But, I’ve had an ah-hah moment of sorts as a result of this year’s mulling over drawings, music sketches, daily melodies, and theory exercises; they all work together in these short projects of 20 words or less and I’m deciding to officially call them Word to Flesh. The drawings put flesh on skeleton thoughts, which are written in gospel-red letters, and then breathed to life in song. I’ve even registered wordtoflesh.com to anticipate anthologies of these tunes, but for now, the domain just points to this site.
Meanwhile, I’m averaging working on 3-5 tunes on any given day. Expect me to post over 8 tunes a month. That’ll put the count at around 100 a year. Not bad. Enough for a few collections like best-of’s, seasonal, year retrospects, etc.
I’m in the process of creating a page for posting all of my #draw365′s and will continue to be active in that group.
Thanks for all the encouragements I’ve received. If you have ideas on how I could make this into a better product, do share with me.
My folks held on to this. Drawing at age 2.
A pop anthem for drawing and tapping the hemispheres.
“But, I can’t draw!” You never did as a kid? Quoted at the site DrawingWriting.com:
Only one thing is certain – that written language of children develops in this fashion, shifting from drawings of things to drawings of words.
–Lev Vygotsky, “The Prehistory of Writing,” an essay, c. 1930 in The Mind in Society, 1978.
Always amazed to remember that drawing predates written language.
The music starts out in Bb minor and in measure 2, the Dominant V7 (F7) eases the transition into Bb in measure 3, which is the parallel major. I use the Dominant here in the same way I did for the Midnight Angels lullaby, just reversing the major/minor roles of the home key.
Slow to post these, but I’m enjoying the process in making sure there’s some replay value. I may not make it this year, but I will get 365 posted eventually… no signs of slowing and tons and tons of ideas flowing.
This lullaby is something you might want to try singing to yourself in bed. The melody is like one of those old doorbell melodies. It starts the down beat, and broken chords follow it in the left hand.
The second part modulates from Bb to its parallel Bb minor.

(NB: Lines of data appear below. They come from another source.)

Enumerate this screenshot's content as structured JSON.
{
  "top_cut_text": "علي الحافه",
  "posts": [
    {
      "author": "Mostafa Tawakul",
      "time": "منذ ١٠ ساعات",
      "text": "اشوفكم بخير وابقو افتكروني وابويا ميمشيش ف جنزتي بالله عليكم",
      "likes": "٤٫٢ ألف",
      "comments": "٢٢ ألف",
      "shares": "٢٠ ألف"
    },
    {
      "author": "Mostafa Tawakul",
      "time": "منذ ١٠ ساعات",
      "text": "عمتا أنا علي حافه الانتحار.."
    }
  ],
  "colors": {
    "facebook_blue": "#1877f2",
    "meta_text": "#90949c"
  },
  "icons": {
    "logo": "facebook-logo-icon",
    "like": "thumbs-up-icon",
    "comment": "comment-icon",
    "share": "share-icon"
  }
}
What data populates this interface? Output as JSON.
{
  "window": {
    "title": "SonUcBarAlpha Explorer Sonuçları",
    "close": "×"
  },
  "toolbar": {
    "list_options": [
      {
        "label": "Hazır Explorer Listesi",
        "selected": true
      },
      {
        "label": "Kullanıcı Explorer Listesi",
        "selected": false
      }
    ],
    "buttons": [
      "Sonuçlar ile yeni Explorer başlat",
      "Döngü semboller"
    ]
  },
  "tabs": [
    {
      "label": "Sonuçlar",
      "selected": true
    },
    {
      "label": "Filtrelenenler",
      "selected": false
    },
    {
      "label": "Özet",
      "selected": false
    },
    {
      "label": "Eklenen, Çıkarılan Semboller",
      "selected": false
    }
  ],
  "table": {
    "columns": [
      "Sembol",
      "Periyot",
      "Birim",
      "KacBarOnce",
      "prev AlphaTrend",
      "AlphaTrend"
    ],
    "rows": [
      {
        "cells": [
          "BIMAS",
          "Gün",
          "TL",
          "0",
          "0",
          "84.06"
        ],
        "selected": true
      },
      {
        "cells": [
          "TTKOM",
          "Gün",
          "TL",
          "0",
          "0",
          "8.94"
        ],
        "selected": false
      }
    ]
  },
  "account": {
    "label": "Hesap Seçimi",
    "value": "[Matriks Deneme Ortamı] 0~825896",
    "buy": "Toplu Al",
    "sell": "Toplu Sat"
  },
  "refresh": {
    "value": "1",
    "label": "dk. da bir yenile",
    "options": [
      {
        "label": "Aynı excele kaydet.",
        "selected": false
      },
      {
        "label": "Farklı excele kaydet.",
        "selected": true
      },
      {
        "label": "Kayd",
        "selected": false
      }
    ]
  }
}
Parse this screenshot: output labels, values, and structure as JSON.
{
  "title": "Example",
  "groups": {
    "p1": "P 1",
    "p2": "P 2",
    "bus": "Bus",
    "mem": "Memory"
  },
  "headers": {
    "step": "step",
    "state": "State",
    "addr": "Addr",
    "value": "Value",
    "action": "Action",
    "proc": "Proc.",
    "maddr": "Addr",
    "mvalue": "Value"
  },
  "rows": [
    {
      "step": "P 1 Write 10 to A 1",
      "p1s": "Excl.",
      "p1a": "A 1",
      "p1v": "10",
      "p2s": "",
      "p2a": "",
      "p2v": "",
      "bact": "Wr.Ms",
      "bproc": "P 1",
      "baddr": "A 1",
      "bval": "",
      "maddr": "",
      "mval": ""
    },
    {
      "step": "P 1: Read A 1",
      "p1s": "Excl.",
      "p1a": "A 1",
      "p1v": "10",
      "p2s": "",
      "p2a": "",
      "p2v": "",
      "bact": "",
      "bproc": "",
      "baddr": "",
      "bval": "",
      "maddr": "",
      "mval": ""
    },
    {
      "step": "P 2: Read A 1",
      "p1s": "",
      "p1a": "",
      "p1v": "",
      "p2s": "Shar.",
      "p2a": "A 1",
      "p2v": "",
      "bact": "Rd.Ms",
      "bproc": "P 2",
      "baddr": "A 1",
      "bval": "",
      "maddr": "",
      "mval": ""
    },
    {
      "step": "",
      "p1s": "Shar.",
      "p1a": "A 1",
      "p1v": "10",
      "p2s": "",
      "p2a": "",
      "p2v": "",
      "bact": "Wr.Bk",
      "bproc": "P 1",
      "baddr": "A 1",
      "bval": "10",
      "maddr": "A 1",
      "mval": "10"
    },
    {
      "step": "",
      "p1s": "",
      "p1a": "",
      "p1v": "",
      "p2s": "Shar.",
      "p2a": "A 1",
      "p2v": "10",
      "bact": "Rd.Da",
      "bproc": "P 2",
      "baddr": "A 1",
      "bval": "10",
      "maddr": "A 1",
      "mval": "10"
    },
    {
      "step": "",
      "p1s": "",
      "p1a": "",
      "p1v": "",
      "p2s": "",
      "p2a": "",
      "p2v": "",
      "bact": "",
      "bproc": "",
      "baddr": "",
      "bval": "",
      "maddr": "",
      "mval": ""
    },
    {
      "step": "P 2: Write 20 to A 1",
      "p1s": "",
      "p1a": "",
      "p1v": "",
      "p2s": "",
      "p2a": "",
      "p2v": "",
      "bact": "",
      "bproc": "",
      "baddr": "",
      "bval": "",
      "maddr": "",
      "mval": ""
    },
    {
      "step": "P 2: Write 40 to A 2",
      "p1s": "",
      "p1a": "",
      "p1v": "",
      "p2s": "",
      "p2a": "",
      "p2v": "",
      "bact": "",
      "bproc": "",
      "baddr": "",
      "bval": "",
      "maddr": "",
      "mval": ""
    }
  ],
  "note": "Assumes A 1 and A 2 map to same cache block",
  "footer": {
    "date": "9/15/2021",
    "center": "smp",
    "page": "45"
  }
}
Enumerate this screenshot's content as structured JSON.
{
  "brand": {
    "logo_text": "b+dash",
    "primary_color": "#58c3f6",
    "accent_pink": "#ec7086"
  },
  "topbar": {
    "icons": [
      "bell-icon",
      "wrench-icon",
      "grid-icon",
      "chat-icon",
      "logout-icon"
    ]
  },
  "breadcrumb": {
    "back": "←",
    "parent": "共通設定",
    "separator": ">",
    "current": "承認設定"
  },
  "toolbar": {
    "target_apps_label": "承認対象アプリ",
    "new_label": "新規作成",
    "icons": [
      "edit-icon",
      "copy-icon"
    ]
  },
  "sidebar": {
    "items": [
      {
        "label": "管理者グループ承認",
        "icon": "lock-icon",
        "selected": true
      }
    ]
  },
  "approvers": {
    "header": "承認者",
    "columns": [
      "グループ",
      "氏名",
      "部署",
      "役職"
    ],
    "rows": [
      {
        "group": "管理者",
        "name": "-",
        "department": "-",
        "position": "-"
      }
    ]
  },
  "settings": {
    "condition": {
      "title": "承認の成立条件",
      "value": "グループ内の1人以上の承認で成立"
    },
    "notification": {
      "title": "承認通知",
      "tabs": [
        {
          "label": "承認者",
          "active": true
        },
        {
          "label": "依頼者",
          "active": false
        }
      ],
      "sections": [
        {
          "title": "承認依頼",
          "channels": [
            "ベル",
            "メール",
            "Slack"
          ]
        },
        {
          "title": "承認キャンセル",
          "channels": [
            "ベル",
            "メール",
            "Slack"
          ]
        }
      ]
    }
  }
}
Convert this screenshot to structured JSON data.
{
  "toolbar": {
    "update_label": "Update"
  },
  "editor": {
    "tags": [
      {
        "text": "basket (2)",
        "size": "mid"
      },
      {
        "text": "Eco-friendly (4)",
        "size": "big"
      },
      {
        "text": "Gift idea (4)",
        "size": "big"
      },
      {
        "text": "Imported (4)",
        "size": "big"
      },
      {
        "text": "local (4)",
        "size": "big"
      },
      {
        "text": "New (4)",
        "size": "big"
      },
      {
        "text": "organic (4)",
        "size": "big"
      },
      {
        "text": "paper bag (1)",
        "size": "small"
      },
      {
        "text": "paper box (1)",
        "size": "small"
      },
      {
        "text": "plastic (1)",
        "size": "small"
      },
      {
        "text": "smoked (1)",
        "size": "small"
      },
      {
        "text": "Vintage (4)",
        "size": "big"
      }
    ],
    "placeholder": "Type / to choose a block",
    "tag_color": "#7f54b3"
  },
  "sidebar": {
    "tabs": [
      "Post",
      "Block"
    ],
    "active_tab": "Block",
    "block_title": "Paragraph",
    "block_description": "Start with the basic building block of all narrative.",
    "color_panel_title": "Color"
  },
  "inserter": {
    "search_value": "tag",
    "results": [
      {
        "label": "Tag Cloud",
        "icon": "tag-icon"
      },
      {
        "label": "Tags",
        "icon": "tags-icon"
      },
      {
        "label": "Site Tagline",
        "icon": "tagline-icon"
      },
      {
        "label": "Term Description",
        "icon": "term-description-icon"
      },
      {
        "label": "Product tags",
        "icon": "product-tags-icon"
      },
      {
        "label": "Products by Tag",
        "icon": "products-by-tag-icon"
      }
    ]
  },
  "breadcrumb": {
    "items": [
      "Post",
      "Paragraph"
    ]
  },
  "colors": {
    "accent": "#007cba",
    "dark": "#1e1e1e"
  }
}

The Dominant V7 (F7) functions the same in both keys and makes it easy to transition in and out of the different tonalities.
The squeak of the studio door proved useful for some sound design after the vocal finishes.